The Yankees have an Aroldis Chapman problem. Once an unhittable force, the fireballing lefthander has been stunningly mortal of late. On Friday night he allowed two runs to the rallying Boston Red Sox in an inning of work. It was the third straight outing in which Chapman has surrendered two runs.
Once the most feared closer in the game, he’s no longer a period ending all hope. He’s a question mark.
His 4.29 ERA is up from 1.55 in 2016, 1.63 in 2015, and 2.00 in 2014. His K/9 sits at 12.6 — still impressive — but a far cry from the 15-plus numbers he’s posted in prior years.
Chapman was an integral part of the Chicago Cubs’ World Series run last fall. He was also pushed to and beyond the limits by manager Joe Maddon. Conventional wisdom at the time was that he was being overused. The lingering effects have been obvious.
It’s more constructive for the Yankees to find a solution to the problem than dwelling on the cause. That solution may be what was once unthinkable: move Chapman out of the closer’s role. Either until he regains his confidence or, potentially, permanently.
Girardi has the luxury of turning to proven entities. Dellin Betances is as dominant as any reliever in the game. David Robertson has a long history of getting it done and has been stellar since coming over at the trade deadline. Adam Warren, Chad Greene and young Tommy Kahnle have all been above-average.
Last year, Cleveland Indians skipper Terry Francona mixed and matched his bullpen all the way to extra innings in Game 7 of the World Series. Girardi should consider doing the same. It’s great to have options and Chapman will remain an option. Right now, he’s simply not the option.
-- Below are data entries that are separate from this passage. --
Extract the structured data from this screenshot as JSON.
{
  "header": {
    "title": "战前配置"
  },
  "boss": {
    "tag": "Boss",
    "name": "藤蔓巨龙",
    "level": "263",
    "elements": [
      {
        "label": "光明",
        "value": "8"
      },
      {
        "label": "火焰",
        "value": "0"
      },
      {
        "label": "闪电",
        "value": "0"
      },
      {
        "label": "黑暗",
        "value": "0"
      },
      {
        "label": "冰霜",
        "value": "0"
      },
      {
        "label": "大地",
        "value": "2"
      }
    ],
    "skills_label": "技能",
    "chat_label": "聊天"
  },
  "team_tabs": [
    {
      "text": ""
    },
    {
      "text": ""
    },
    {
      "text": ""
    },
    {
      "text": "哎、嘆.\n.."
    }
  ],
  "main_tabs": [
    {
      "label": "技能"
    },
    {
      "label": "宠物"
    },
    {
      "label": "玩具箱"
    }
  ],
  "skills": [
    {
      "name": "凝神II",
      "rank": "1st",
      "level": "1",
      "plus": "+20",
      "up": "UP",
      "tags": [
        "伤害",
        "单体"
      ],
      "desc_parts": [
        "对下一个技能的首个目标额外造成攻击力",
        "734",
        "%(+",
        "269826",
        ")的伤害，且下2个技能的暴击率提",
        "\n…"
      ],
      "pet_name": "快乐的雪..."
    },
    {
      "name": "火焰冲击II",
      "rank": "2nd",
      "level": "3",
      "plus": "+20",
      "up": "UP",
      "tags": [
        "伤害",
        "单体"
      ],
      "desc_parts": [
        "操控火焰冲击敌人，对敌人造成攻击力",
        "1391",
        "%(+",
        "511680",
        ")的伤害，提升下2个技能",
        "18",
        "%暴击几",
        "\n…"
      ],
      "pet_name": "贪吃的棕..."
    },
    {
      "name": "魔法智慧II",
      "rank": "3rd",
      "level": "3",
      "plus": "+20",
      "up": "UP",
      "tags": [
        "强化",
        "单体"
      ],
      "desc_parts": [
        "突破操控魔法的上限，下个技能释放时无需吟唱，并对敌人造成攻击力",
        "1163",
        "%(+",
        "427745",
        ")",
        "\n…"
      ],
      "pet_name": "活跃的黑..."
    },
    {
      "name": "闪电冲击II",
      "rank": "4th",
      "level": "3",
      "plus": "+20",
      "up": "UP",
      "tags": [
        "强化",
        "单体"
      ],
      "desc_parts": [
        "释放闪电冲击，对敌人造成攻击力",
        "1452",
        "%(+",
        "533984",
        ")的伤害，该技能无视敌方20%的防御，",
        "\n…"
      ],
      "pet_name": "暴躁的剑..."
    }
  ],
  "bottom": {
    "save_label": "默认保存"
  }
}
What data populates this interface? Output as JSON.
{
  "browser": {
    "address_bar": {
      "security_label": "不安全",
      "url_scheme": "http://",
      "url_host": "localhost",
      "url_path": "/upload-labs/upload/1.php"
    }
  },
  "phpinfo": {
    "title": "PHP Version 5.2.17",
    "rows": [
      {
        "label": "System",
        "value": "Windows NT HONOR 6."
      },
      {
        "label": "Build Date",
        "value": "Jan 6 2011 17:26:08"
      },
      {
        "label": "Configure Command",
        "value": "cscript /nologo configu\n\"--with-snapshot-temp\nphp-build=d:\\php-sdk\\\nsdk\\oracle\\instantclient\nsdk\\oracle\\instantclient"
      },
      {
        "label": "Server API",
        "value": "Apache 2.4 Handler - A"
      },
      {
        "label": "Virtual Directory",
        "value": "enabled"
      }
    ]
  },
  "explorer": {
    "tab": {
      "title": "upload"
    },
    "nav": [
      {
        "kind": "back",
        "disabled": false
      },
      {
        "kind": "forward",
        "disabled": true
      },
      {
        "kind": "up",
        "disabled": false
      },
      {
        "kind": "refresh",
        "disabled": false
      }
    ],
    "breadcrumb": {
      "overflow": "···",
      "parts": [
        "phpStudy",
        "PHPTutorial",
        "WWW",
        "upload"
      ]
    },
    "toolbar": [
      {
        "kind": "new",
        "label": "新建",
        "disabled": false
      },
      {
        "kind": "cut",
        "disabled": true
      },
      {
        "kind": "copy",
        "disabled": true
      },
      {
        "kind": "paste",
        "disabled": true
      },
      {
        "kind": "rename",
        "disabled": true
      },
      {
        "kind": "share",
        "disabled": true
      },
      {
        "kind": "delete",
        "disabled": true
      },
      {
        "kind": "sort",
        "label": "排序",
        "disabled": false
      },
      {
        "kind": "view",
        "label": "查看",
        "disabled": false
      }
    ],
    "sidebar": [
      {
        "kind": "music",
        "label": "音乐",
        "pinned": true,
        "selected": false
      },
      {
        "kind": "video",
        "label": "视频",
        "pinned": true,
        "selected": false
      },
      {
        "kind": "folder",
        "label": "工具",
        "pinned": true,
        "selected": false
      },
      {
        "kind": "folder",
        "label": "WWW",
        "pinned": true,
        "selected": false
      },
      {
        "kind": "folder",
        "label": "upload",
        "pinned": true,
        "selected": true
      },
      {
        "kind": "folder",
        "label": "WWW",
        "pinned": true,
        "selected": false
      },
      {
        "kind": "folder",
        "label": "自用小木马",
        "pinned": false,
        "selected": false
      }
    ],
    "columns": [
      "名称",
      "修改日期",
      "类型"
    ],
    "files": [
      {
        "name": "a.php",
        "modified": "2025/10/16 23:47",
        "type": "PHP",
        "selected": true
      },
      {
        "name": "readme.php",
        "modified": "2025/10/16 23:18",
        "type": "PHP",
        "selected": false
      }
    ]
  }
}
That could change should he regain his form. Drastic times cause for drastic measures and an imploding closer qualifies when the playoffs are at stake.